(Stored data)
###

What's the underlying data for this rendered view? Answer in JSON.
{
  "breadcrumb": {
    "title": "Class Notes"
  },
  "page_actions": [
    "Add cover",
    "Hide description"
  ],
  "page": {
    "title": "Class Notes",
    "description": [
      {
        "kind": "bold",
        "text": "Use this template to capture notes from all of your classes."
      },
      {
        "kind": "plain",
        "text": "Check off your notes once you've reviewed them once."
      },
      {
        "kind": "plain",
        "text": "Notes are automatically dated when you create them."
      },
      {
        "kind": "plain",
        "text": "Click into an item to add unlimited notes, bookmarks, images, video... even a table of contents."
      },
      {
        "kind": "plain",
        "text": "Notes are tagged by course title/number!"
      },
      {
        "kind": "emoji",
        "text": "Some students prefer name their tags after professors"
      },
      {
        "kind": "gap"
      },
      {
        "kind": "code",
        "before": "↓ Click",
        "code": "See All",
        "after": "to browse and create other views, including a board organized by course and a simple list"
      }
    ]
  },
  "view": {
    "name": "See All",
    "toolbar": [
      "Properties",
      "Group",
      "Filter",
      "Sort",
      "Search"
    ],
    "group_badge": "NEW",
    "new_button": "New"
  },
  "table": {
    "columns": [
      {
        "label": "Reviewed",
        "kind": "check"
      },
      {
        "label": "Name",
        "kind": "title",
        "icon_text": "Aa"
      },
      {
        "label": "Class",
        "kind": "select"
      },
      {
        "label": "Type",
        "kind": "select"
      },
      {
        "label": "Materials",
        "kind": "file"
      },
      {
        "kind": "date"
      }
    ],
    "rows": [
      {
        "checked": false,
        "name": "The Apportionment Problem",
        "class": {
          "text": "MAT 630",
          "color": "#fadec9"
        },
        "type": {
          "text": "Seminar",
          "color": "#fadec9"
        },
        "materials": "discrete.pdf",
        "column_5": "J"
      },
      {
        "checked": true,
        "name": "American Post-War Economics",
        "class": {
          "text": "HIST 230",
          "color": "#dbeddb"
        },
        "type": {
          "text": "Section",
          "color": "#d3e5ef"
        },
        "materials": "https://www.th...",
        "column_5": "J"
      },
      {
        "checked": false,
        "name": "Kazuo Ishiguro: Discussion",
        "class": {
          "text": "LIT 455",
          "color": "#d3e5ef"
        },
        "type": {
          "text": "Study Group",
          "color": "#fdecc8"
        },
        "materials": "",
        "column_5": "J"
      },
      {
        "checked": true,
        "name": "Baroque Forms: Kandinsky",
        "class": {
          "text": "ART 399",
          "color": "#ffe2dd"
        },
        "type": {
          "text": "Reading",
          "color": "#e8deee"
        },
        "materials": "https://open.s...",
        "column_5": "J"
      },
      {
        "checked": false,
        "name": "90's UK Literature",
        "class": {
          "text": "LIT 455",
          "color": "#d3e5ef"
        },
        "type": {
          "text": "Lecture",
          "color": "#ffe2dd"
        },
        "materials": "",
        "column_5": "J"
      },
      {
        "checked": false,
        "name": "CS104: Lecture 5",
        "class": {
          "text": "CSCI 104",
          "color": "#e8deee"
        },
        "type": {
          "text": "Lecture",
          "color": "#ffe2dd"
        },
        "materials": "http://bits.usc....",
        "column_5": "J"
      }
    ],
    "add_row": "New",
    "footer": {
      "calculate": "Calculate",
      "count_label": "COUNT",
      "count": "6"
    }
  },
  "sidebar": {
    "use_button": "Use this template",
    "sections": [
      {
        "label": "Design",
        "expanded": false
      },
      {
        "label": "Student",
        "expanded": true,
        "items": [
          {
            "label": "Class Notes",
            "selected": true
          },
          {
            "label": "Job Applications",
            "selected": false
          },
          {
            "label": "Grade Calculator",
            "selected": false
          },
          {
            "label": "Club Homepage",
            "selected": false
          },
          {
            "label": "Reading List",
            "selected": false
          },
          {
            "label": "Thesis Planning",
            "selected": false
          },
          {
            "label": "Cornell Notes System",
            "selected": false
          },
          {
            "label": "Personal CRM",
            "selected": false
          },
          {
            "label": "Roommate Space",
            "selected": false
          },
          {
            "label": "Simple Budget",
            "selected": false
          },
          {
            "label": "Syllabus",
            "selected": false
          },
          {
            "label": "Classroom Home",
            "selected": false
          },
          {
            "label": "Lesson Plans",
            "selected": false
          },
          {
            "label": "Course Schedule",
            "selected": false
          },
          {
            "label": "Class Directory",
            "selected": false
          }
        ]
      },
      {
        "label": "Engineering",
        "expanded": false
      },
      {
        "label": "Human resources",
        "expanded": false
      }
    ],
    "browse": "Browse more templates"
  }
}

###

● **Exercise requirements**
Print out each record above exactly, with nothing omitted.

● **Your solution**
What's the underlying data for this rendered view? Answer in JSON.
{
  "breadcrumb": {
    "title": "Class Notes"
  },
  "page_actions": [
    "Add cover",
    "Hide description"
  ],
  "page": {
    "title": "Class Notes",
    "description": [
      {
        "kind": "bold",
        "text": "Use this template to capture notes from all of your classes."
      },
      {
        "kind": "plain",
        "text": "Check off your notes once you've reviewed them once."
      },
      {
        "kind": "plain",
        "text": "Notes are automatically dated when you create them."
      },
      {
        "kind": "plain",
        "text": "Click into an item to add unlimited notes, bookmarks, images, video... even a table of contents."
      },
      {
        "kind": "plain",
        "text": "Notes are tagged by course title/number!"
      },
      {
        "kind": "emoji",
        "text": "Some students prefer name their tags after professors"
      },
      {
        "kind": "gap"
      },
      {
        "kind": "code",
        "before": "↓ Click",
        "code": "See All",
        "after": "to browse and create other views, including a board organized by course and a simple list"
      }
    ]
  },
  "view": {
    "name": "See All",
    "toolbar": [
      "Properties",
      "Group",
      "Filter",
      "Sort",
      "Search"
    ],
    "group_badge": "NEW",
    "new_button": "New"
  },
  "table": {
    "columns": [
      {
        "label": "Reviewed",
        "kind": "check"
      },
      {
        "label": "Name",
        "kind": "title",
        "icon_text": "Aa"
      },
      {
        "label": "Class",
        "kind": "select"
      },
      {
        "label": "Type",
        "kind": "select"
      },
      {
        "label": "Materials",
        "kind": "file"
      },
      {
        "kind": "date"
      }
    ],
    "rows": [
      {
        "checked": false,
        "name": "The Apportionment Problem",
        "class": {
          "text": "MAT 630",
          "color": "#fadec9"
        },
        "type": {
          "text": "Seminar",
          "color": "#fadec9"
        },
        "materials": "discrete.pdf",
        "column_5": "J"
      },
      {
        "checked": true,
        "name": "American Post-War Economics",
        "class": {
          "text": "HIST 230",
          "color": "#dbeddb"
        },
        "type": {
          "text": "Section",
          "color": "#d3e5ef"
        },
        "materials": "https://www.th...",
        "column_5": "J"
      },
      {
        "checked": false,
        "name": "Kazuo Ishiguro: Discussion",
        "class": {
          "text": "LIT 455",
          "color": "#d3e5ef"
        },
        "type": {
          "text": "Study Group",
          "color": "#fdecc8"
        },
        "materials": "",
        "column_5": "J"
      },
      {
        "checked": true,
        "name": "Baroque Forms: Kandinsky",
        "class": {
          "text": "ART 399",
          "color": "#ffe2dd"
        },
        "type": {
          "text": "Reading",
          "color": "#e8deee"
        },
        "materials": "https://open.s...",
        "column_5": "J"
      },
      {
        "checked": false,
        "name": "90's UK Literature",
        "class": {
          "text": "LIT 455",
          "color": "#d3e5ef"
        },
        "type": {
          "text": "Lecture",
          "color": "#ffe2dd"
        },
        "materials": "",
        "column_5": "J"
      },
      {
        "checked": false,
        "name": "CS104: Lecture 5",
        "class": {
          "text": "CSCI 104",
          "color": "#e8deee"
        },
        "type": {
          "text": "Lecture",
          "color": "#ffe2dd"
        },
        "materials": "http://bits.usc....",
        "column_5": "J"
      }
    ],
    "add_row": "New",
    "footer": {
      "calculate": "Calculate",
      "count_label": "COUNT",
      "count": "6"
    }
  },
  "sidebar": {
    "use_button": "Use this template",
    "sections": [
      {
        "label": "Design",
        "expanded": false
      },
      {
        "label": "Student",
        "expanded": true,
        "items": [
          {
            "label": "Class Notes",
            "selected": true
          },
          {
            "label": "Job Applications",
            "selected": false
          },
          {
            "label": "Grade Calculator",
            "selected": false
          },
          {
            "label": "Club Homepage",
            "selected": false
          },
          {
            "label": "Reading List",
            "selected": false
          },
          {
            "label": "Thesis Planning",
            "selected": false
          },
          {
            "label": "Cornell Notes System",
            "selected": false
          },
          {
            "label": "Personal CRM",
            "selected": false
          },
          {
            "label": "Roommate Space",
            "selected": false
          },
          {
            "label": "Simple Budget",
            "selected": false
          },
          {
            "label": "Syllabus",
            "selected": false
          },
          {
            "label": "Classroom Home",
            "selected": false
          },
          {
            "label": "Lesson Plans",
            "selected": false
          },
          {
            "label": "Course Schedule",
            "selected": false
          },
          {
            "label": "Class Directory",
            "selected": false
          }
        ]
      },
      {
        "label": "Engineering",
        "expanded": false
      },
      {
        "label": "Human resources",
        "expanded": false
      }
    ],
    "browse": "Browse more templates"
  }
}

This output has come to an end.